October & November 2007

Everyone knows (don't they?) that Mauritius was once home to the ultimate endemic - the Dodo. Sadly, we were over 300 years too late for that, and also long gone are the endemic Blue Pigeon, Rail, Owl, Parrot and several others. All is not doom and gloom, however - there are some heartening conservation success stories to be found on the island.

Mauritius is marketed as a "paradise island", but as far as we could see, most of it is truly trashed - sugar cane, golf courses and shoddy little towns with horrible concrete shacks everywhere. The coast is pretty, it's true, and the mountains look great from a distance, but you have to visit one of two sites to see the endemic birds and get some sense of how Mauritius might once have been before successive waves of European settlers knackered it.

The first is Ile aux Aigrettes, a tiny, low islet just of Point d'Esny, on the south-eastern corner of the island, luckily (actually, skillfully by Simon!) just a few hundred metres from our hotel at Villa les Guerlandes, a comfortable and small beachfront hotel.

Greeted by an exceptionally friendly and helpful guide, we had a fantastic couple of hours on the island, exploring the regenerating ebony scrub and seeing stacks of endemics - including Aldabra Tortoise (OK, not an endemic Mauritian species, but you need these beasts to regenerate the forest, it seems), Ornate Day Gecko and Telfair's Skink (the latter a relocation job from Round Island).

But the stars were the birds - plenty of Pink Pigeons, several Mauritius Fodies among the introduced Red Fodies, and best of all, a pair of allopreening Mauritius Olive White-eyes, a vanishingly rare species which is also the subject of a captive breeding programme - so strictly untickable.

Back on the mainland, we added the widespread endemic Grey White-eye, plus Little Swift, Zebra Dove, Madagascar Turtle Dove, and the stupidly ubiquitous Indian Mynah.
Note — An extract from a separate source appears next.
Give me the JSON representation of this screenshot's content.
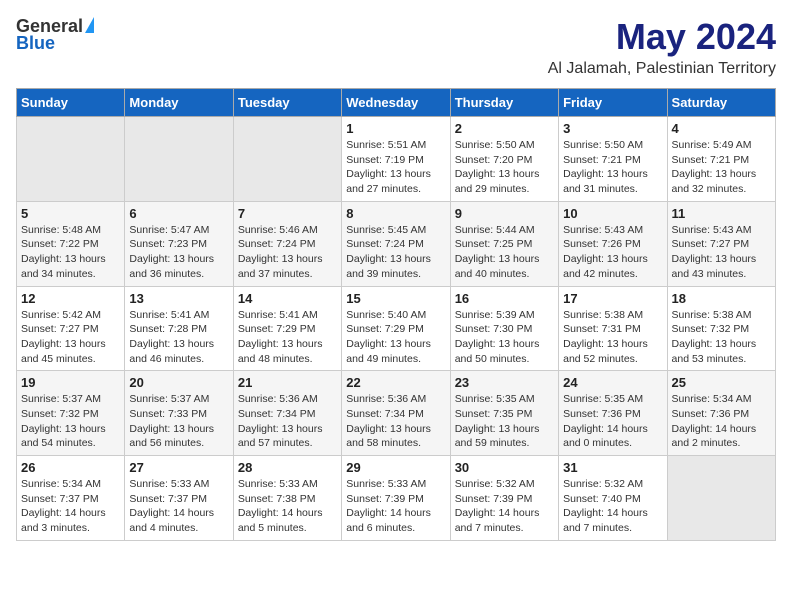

The other key sites are in the forest block of the Black River Gorges area. On the return trip from Madagascar, we hired a car, and chose to concentrate on Macchabee Ridge. Sadly, we managed to miss the Mauritius Kestrel completely in poor weather, and our only parakeets were Rose-ringed - although an ID debate continues with the one pictured on this page - is it an Echo Parakeet? Opinions are welcome.... However, we did see the endemic Mauritius Cuckoo-shrike (400 individuals in the world) and Mauritius Bulbul (about the same), plus many White-tailed Tropicbirds over the forest (thus completing our world family list of these aethereal stunners - but there are only three of them!) and some Mascarene Swiftlets - another lifer!

Pink Pigeon

Ile aux Aigrettes

Diane, our excellent guide on the island

Too late, too late....

...and for the Mauritius Rail too

Aldabra Giant Tortoise

Telfair's Skink

Red Fody

Mauritius Fody

Mauritius Olive White-eye
(captive bred)

Mauritius Olive White-eyes


The photo above is courtesy of Harriet Good at the Durrell Wildlife Conservation Trust. These are quite possibly the same birds as those photographed as adults above left!

Mauritius Grey White-eye


Hotel Villa les Guerlandes

Lion Mountain

Jetlagged Julia

Macchabee Forest Ridge

Parakeet sp - prob. Rose-ringed!

Red-whiskered Bulbul

White-tailed Tropicbird

Zebra Dove

Mauritius Cuckoo-shrike


Mauritius Bulbul



Back to the main home page